Given the range of delicious options, why not find alternatives to your regular tipple?

I was chatting to a friend the other day and discovered that he only ever buys one wine (the Wine Society’s Duo du Midi at £6.25, in case you’re curious), works his way through it, then reorders. This seemed weird to me, given how many delicious wines there are out there, but then I realised that it is exactly what I do with other things: breakfast cereal, yoghurt, a particular loaf … If I like something, I keep on buying it.

But then, I don’t consult a breakfast column that might suggest other options, and the mere fact that you’re reading this hopefully means you’re looking for alternatives to your regular tipple(s). (I do modify my buying behaviour if Sali Hughes suggests a beauty product that sounds good, however, or try out a new recipe if I am inspired, as I often am, by Yotam, Anna or Meera.)

Wine buying seems especially rooted in habit, though. According to Dan Jago, CEO of Berry Bros & Rudd, their bestselling wine is Good Ordinary Claret, which, admirably, ticks all the boxes for being a wine that’s reasonably priced (for Berry’s), will please most of your friends and go with practically everything.

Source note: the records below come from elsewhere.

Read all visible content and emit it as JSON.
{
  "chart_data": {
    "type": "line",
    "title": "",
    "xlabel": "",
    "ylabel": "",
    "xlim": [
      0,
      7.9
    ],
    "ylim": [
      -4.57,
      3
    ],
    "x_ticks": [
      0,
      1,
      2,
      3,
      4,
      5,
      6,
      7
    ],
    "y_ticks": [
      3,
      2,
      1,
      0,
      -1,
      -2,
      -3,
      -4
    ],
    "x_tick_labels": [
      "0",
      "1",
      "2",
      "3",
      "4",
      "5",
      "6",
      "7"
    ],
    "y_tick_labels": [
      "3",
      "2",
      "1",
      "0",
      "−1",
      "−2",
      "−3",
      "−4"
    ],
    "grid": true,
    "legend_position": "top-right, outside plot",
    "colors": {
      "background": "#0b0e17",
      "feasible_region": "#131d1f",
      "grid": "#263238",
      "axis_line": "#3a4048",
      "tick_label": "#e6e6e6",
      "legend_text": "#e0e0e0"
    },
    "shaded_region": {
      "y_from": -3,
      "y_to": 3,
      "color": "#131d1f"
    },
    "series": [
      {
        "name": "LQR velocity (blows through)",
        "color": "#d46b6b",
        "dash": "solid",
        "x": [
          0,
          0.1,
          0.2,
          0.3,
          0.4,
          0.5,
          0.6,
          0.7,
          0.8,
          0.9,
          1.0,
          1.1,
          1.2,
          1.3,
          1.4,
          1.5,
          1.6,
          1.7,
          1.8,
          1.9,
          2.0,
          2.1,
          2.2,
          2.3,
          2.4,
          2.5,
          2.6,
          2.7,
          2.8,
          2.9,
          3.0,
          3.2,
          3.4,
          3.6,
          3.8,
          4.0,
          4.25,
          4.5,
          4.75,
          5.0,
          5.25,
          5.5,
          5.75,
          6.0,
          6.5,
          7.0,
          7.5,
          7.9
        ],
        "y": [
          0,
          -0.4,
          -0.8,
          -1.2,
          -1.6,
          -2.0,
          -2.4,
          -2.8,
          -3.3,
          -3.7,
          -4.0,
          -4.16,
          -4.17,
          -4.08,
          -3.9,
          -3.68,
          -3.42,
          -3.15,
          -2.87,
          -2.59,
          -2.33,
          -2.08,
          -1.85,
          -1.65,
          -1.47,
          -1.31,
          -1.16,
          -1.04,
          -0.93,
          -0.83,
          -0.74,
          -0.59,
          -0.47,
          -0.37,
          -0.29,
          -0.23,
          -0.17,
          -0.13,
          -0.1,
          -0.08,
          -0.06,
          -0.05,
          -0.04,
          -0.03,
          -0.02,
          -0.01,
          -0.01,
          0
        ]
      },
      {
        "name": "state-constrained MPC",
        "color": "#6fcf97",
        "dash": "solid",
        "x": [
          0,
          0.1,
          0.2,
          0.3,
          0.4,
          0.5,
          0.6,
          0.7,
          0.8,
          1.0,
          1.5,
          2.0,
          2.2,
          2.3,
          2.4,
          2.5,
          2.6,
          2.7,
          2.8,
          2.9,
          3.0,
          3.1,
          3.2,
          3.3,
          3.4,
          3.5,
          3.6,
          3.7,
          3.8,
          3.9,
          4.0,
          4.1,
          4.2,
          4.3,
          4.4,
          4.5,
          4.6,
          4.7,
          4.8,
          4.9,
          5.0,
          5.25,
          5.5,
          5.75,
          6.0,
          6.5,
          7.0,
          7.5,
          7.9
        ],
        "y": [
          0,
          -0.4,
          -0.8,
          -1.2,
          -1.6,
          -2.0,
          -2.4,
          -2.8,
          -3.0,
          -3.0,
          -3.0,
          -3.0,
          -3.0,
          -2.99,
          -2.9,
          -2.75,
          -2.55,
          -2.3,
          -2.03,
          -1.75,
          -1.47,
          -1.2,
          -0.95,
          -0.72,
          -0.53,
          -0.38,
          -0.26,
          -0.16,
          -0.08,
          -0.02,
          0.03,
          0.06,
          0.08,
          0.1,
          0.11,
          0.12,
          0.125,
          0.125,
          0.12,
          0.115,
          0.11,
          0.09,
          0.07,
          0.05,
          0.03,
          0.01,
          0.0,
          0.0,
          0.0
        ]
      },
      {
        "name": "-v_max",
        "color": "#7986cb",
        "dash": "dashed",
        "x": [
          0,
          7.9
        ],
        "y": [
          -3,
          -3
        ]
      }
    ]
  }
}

We all need any day and everyday wines, especially now that dry January is almost over and we can enjoy the occasional glass.

Where else to find them? Well, Lidl has just released one of its limited-edition selections, which, as usual, is both interesting and well priced. Alsace wines get a bit of a bum rap for being off-dry, but if you like a smooth, dry, chardonnay-like white, Ernest Wein Pinot Blanc (£6.99, 12.5%) will appeal hugely. Lidl also has a couple of nice Italian whites: Corte alle Mura Vernaccia di San Gimignano (£6.99, 12.5%) and the £5.99 grecanico listed below, and two £4.99 reds that I think even my friend would be unable to resist – the Grignan-Les Adhémar, also below, and the 13% Bellanova Rosso Salento.

The other downside to the automatic reordering strategy is that most wines are not the same from one harvest to another, which, for oenophiles, is all part of their appeal. For others, though, it can be frustrating. Big brands do their best to even out vintage variations, but I would caution against plunging in and ordering a full case of a new vintage without tasting it first – unless, that is, you know the producer and it’s in such short supply that you’ll miss out altogether if you don’t.